▶ [About this exercise]: Pick each line containing "active" out of the records.

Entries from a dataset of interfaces
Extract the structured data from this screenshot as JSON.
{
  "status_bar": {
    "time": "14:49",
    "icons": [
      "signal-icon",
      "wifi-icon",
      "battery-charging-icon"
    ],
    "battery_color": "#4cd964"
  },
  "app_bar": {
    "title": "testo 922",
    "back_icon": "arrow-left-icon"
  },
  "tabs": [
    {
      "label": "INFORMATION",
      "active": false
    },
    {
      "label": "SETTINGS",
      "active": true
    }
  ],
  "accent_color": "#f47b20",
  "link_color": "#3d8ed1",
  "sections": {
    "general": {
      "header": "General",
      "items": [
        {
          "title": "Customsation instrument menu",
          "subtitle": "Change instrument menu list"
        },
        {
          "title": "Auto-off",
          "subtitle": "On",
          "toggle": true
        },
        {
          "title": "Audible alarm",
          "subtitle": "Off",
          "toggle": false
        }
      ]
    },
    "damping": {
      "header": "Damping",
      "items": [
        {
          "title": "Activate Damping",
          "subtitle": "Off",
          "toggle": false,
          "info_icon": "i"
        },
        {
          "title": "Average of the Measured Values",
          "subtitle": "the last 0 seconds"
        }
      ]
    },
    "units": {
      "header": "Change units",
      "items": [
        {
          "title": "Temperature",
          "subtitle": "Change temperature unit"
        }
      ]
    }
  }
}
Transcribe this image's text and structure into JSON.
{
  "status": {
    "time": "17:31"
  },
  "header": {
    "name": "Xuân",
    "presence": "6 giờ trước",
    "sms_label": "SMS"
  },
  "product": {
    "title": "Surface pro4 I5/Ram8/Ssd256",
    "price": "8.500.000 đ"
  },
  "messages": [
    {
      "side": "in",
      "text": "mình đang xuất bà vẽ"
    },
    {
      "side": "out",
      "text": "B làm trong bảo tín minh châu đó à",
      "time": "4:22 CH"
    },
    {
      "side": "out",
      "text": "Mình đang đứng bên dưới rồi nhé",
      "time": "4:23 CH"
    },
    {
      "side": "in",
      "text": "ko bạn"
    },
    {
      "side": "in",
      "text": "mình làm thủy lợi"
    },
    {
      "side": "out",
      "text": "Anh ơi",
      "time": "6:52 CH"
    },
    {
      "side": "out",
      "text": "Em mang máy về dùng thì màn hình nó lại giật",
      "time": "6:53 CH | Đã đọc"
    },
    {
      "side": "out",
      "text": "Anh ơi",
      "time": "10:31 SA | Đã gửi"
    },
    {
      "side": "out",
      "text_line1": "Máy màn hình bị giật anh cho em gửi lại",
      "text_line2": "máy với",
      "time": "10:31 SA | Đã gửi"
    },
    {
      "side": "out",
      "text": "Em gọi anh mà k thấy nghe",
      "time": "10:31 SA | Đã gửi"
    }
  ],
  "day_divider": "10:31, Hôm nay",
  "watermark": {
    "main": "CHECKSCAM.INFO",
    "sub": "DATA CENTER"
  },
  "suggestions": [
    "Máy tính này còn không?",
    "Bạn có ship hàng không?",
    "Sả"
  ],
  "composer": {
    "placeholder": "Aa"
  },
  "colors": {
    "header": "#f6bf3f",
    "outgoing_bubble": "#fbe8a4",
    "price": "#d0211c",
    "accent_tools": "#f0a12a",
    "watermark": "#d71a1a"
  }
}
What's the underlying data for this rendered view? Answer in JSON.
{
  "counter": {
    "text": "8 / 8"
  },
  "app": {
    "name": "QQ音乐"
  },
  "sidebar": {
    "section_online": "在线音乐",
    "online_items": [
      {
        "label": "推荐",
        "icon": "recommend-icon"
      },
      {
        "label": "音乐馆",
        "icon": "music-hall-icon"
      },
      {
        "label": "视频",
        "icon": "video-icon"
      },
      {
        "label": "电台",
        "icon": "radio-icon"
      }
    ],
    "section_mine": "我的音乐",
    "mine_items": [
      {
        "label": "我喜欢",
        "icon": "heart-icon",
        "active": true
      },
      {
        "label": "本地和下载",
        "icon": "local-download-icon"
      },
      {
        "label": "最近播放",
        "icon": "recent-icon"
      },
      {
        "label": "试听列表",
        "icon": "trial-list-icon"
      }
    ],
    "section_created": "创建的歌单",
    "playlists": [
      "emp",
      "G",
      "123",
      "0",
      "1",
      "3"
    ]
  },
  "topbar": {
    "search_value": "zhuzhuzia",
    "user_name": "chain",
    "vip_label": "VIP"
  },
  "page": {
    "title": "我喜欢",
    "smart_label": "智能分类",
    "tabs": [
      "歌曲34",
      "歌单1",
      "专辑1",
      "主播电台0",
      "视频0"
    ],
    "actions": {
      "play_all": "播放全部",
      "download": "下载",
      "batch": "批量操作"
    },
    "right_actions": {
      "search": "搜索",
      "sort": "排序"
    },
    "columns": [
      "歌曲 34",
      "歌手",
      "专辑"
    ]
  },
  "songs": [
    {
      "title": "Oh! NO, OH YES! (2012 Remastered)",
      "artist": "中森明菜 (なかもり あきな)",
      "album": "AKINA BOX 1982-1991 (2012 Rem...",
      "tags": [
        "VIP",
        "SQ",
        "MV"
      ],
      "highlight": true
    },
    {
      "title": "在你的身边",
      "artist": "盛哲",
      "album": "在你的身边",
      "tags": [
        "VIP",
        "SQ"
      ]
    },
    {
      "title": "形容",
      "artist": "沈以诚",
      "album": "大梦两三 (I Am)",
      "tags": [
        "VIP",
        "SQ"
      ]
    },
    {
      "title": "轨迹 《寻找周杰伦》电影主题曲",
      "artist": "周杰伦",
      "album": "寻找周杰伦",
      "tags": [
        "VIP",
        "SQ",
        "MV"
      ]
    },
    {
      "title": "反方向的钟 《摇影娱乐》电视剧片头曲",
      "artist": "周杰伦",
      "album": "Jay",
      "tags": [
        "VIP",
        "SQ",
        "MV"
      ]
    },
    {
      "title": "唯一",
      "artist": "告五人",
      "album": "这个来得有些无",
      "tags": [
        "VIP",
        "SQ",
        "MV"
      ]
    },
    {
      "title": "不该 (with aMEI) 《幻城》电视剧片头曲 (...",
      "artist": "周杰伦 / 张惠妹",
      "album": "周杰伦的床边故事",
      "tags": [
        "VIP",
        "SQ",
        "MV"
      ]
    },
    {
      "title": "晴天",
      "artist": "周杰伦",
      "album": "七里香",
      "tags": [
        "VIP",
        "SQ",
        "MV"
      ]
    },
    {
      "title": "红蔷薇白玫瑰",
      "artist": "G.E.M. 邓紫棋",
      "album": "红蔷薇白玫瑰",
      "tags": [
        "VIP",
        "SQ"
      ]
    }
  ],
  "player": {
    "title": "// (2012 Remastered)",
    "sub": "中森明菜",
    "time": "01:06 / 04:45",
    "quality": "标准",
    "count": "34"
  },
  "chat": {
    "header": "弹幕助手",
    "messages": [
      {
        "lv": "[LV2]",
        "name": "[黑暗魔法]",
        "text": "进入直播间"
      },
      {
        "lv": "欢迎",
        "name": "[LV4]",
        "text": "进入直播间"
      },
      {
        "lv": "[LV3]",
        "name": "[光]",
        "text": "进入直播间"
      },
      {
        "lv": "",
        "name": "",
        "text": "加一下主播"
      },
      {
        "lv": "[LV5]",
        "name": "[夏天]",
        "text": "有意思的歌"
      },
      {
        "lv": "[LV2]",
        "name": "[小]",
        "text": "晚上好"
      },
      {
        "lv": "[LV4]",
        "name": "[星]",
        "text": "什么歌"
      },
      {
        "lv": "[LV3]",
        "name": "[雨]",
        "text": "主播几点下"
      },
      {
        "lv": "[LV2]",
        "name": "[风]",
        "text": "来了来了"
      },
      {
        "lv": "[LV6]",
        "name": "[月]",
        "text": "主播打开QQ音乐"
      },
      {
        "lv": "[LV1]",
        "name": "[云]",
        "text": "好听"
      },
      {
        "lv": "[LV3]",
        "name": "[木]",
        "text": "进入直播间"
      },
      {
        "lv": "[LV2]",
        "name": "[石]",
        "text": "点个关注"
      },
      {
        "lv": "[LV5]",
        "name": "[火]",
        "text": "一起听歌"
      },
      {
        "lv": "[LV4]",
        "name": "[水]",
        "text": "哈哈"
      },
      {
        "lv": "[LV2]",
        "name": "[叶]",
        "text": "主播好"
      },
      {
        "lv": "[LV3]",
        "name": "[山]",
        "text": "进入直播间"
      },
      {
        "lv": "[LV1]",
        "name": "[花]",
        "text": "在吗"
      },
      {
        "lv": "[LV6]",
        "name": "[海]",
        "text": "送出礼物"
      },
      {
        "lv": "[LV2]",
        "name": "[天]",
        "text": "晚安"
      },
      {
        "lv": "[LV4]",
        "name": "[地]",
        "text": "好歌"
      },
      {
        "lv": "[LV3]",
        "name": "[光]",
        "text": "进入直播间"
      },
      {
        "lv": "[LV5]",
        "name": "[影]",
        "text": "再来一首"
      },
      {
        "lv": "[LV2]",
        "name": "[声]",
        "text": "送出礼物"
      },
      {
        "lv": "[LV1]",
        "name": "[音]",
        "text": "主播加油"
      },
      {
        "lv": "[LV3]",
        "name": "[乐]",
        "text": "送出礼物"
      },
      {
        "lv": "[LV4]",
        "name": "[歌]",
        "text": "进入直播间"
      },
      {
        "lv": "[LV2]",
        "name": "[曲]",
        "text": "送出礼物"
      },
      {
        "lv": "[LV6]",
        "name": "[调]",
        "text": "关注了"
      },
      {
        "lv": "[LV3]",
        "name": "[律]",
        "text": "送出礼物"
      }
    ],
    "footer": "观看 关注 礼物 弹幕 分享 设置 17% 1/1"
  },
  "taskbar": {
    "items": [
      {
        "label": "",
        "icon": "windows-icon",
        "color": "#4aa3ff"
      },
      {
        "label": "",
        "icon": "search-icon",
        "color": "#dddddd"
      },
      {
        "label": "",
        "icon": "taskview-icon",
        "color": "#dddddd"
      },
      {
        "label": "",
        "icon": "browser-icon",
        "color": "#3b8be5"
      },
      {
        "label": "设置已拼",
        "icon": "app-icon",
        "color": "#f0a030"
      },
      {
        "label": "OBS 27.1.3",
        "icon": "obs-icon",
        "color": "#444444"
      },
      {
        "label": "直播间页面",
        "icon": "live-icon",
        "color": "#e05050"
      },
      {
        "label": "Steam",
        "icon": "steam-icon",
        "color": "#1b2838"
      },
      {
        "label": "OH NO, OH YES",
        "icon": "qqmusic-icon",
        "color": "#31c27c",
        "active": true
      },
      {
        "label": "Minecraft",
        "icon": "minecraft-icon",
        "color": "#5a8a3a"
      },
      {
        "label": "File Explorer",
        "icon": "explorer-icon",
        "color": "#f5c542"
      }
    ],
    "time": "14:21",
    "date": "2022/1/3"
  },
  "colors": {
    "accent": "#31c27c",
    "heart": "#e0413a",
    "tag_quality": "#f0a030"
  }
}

▶ [Answer below]:
      "active": false
      "active": true
        "active": true
        "active": true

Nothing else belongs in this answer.